The other part is the curation scheme. I generally prefer the Pareto scheme, or the 80-20 rule. Figure that for every 10 posts you make, 8 of them should be genuinely valuable and brand-agnostic. They aren’t your posts, they aren’t sales-focused, they aren’t you sharing your YouTube videos. They’re posts you – or your brand persona, anyways – find interesting in some way. They’re posts you share because you know your audience will like them. That leaves just 2 of 10 posts to share your own content or your own videos.
There’s a lot more to good Google+ marketing, but you’re not in it to be a million-follower Google+ user. You’re in it to reach the threshold you need to get YouTube verification, and YouTube verification has a much taller order.
Growing on YouTube

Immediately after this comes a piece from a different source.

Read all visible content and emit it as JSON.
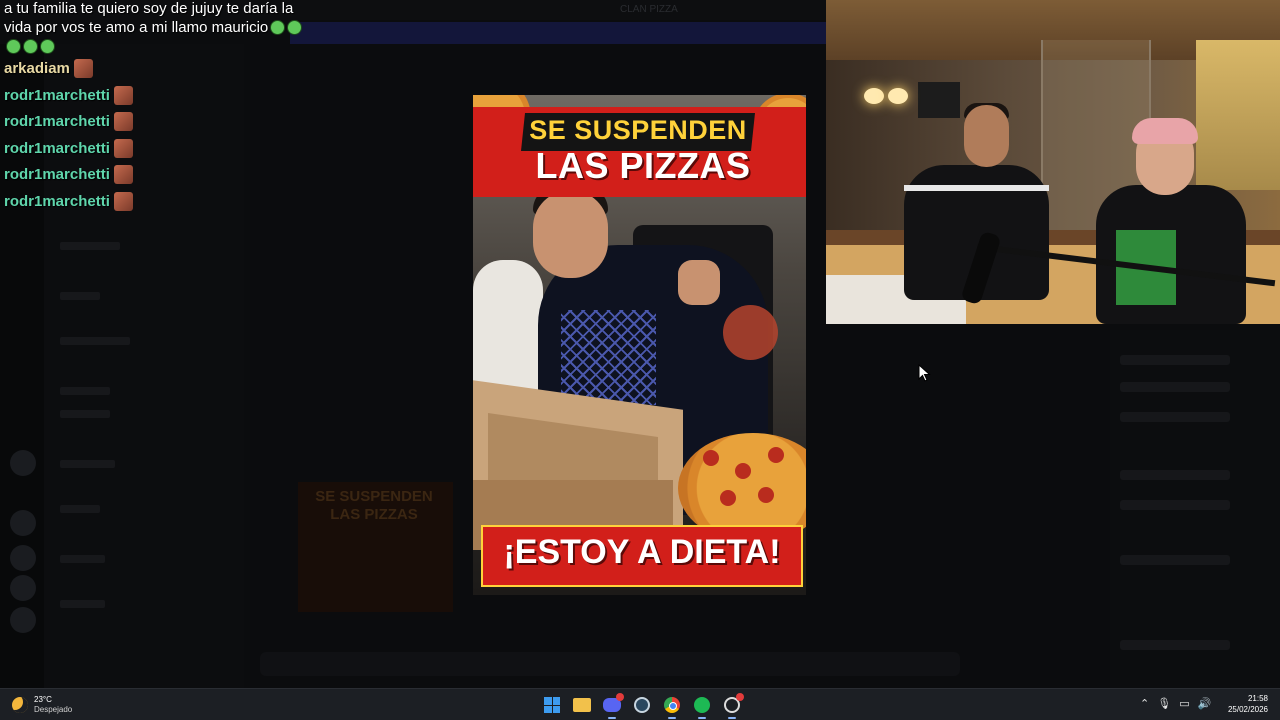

Again, you need to have the basics down, or you shouldn’t be thinking about verification. If you don’t have high quality content produced on a schedule to fill slots each week, you’re not meeting that minimum threshold. If you don’t have channel art, subscriptions, playlists, and all the rest filled out, you’re again not meeting that bar.
I would actually go one step further and say if you don’t have a custom channel URL yet, you shouldn’t be turning your sights to verification. Both require a certain minimum number of subscribers, but one is much lower. Verification is something the big players get.
Now, I’m not going to tell you to post a video every day, though if you can, you certainly should. Just make sure that you’re posting videos on a consistent schedule you can keep up. Make a backlog of content if you have to, so you don’t miss days or weeks in your schedule.
Ideally, you should focus on making at least 1-2 videos per month that are 100% evergreen content. These are the videos people keep coming back to, time and time again. The videos that have some amusing quality that makes people want to show them to their friends. The videos that can be resources for years to come. Even tutorials can spoil over time; you need truly timeless content.
One thing you should try to do is add the video endcap call to action. These are the post-video segments that show off other things on your channel, other videos and other actions the user can take. You can use annotation links to get people to like and subscribe from the video player itself, and thumbnails-within-videos to get them to go from one video to the next. Ideally, everything will be in a playlist too, so if they passively fail to click on anything, they will be taken to the next video automatically.
Above all, study your community and figure out specifically what it is they like most about your channel, your videos, and your brand. Provide them more of that, so they’re always able to find more of what they want, and can share what they like with others they know like the same things. Tailoring your content and your brand for your audience is better than trying to force an audience that isn’t as large as it could be. Sell yourself out for the big times.